There are many organizations, both governmental and nongovernmental, that are doing exceptional work to improve the nutritional health of our desert communities. Each organization has a specific set of skills and resources but often times they only address one or a few facets of the much bigger wellness puzzle. Sun Produce Cooperative (SPC) has, over the last several years, developed a network of connections with a variety of top shelf organizations that are dedicated to addressing the nutritional deficits found in our valley and state. 

Many of the activities of the organizations SPC works with have focused on low-income and nutritionally at-risk communities, particularly those families or individuals that are SNAP beneficiaries. More specifically, we work to target the young (school age children) and the old (seniors). The partners highlighted below have worked extensively with each of these groups but we all have the sense that our impact on these communities has been far from optimal. We believe that a highly focused collaboration will deliver results much greater than the sum of our individual efforts. 

Maricopa County Cooperative Extension

AZ HealthZone – MCCE is part of the University of Arizona Cooperative Extension in Maricopa County. We provide education and resources, consistent with the current Dietary Guidelines for Americans and MyPlate, to persons eligible for the Supplemental Nutrition Assistance Program (SNAP) and other programs.  Our Mission is to positively influence lifestyle behaviors of Maricopa County youth, families, and adults through curriculum based education on nutrition, physical activity and gardening. 

Pinnacle Prevention

Pinnacle Prevention is an Arizona-based nonprofit organization dedicated to growing healthy families and communities. ​Our mission is to inspire and ​advance a healthy food system and opportunities for active living. Our team of registered dietitians, researchers and social scientists believe all families should have access to healthy food and opportunities to develop healthy relationships with foods. We think all individuals should have access to healthy and safe communities to enjoy physical activity, and we work to make these visions a reality across Arizona. 

Double Up Arizona

Community Supported Agriculture is a direct connection between a local farmer and their customers. By joining a CSA, you commit to supporting a local farmer for a season.
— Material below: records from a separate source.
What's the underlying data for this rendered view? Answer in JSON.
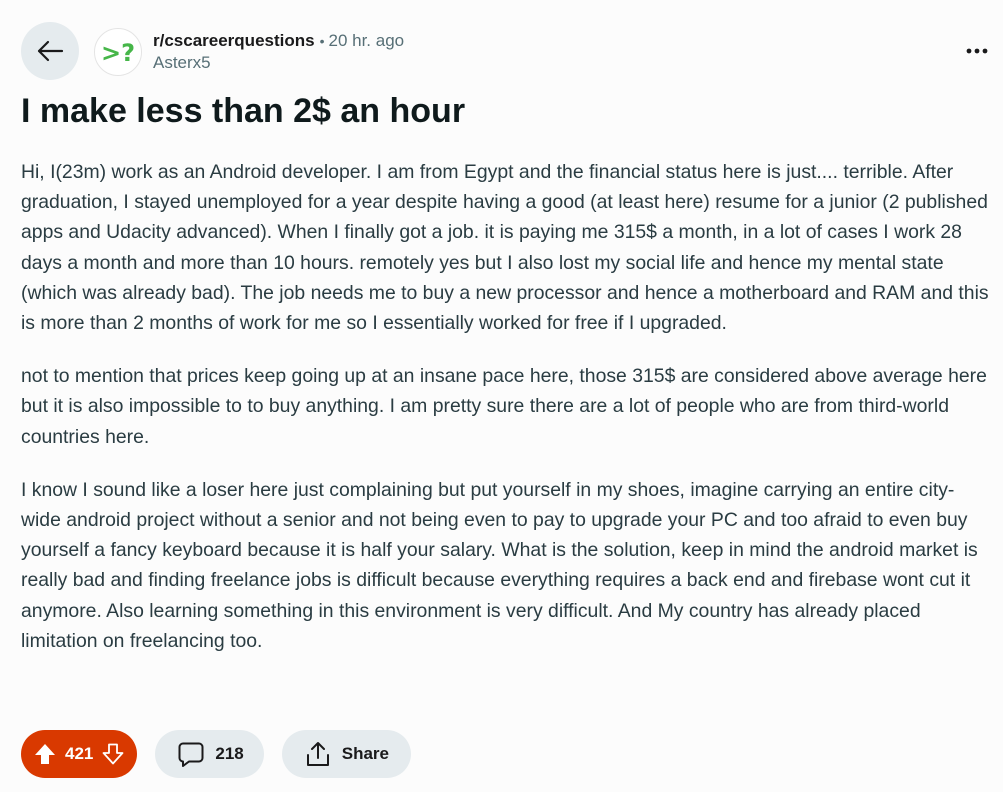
{
  "post": {
    "subreddit": "r/cscareerquestions",
    "separator": "•",
    "time_ago": "20 hr. ago",
    "author": "Asterx5",
    "title": "I make less than 2$ an hour",
    "paragraphs": [
      "Hi, I(23m) work as an Android developer. I am from Egypt and the financial status here is just.... terrible. After graduation, I stayed unemployed for a year despite having a good (at least here) resume for a junior (2 published apps and Udacity advanced). When I finally got a job. it is paying me 315$ a month, in a lot of cases I work 28 days a month and more than 10 hours. remotely yes but I also lost my social life and hence my mental state (which was already bad). The job needs me to buy a new processor and hence a motherboard and RAM and this is more than 2 months of work for me so I essentially worked for free if I upgraded.",
      "not to mention that prices keep going up at an insane pace here, those 315$ are considered above average here but it is also impossible to to buy anything. I am pretty sure there are a lot of people who are from third-world countries here.",
      "I know I sound like a loser here just complaining but put yourself in my shoes, imagine carrying an entire city-wide android project without a senior and not being even to pay to upgrade your PC and too afraid to even buy yourself a fancy keyboard because it is half your salary. What is the solution, keep in mind the android market is really bad and finding freelance jobs is difficult because everything requires a back end and firebase wont cut it anymore. Also learning something in this environment is very difficult. And My country has already placed limitation on freelancing too."
    ]
  },
  "actions": {
    "vote_count": "421",
    "comment_count": "218",
    "share_label": "Share"
  },
  "subreddit_icon_text": ">?",
  "icons": {
    "back": "arrow-left-icon",
    "more": "more-horizontal-icon",
    "upvote": "upvote-icon",
    "downvote": "downvote-icon",
    "comment": "comment-icon",
    "share": "share-icon"
  },
  "colors": {
    "upvote_active": "#d93900",
    "pill_bg": "#e5ebee",
    "subreddit_icon": "#46b649"
  }
}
In return, you receive a weekly bag or box of fresh, seasonal produce— and share in the risks and the benefits of farming. When you use SNAP to pay, you’ll get a 50% discount.

Nourish Phoenix

From the 1980s until present day, Nourish Phoenix (formerly ICM Food and Clothing Bank) has had a rich history in providing services for the working poor in Phoenix. We believe that no matter the situation, each individual should have hope and dignity when facing the extreme adversity that life hands us. We believe that each piece of clothing, each piece of food, each item received is one-by-one changing the world for good.

Unlimited Potential

Since 1985, the mission of Unlimited Potential has been to strengthen individuals and families in south Phoenix through literacy, education and self-empowerment. Our participants are low income underserved population, predominantly Latino families who are struggling to master the English language. We offer English literacy and GED classes to adults and early childhood workshops to preschool children to prepare them for kindergarten and future academic success. We have a unique, and proven, dual language approach to literacy that encourages participants to speak, read and write their native language as well as English. We also encourage parents to read to their children in both languages. In addition to our English classes, we offer workshops on parenting (Abriendo Puertas), reading to children (Motheread/Fatheread), and nutrition (Healthy Roots).

The Mollen Foundation

In 2008, the Mollen Foundation created and launched fitness and project-based nutrition education programs in community centers and schools. While on the campus of one of their school sites in 2012, a group of passionate high school students held a protest in the school cafeteria, advocating for healthier food on campus. To end the protest, the students requested to meet with the Mollen Foundation and their collaboration began. Working together, the high school students launched a student-led healthy snack bar with demonstrations and taste tests. This project inspired a substantial number of students to question the current food system and sparked their interest to grow their own food. This was a watershed moment essential to the Mollen Foundation’s programming. Growing and cooking food became integral to our programming. When students grow, harvest, and cook their own food, they eat more vegetables, feel more connected to each other and develop an appreciation for the environment. The Mollen Foundation is committed to increasing access to fresh, affordable food and promoting healthy habits for future generations.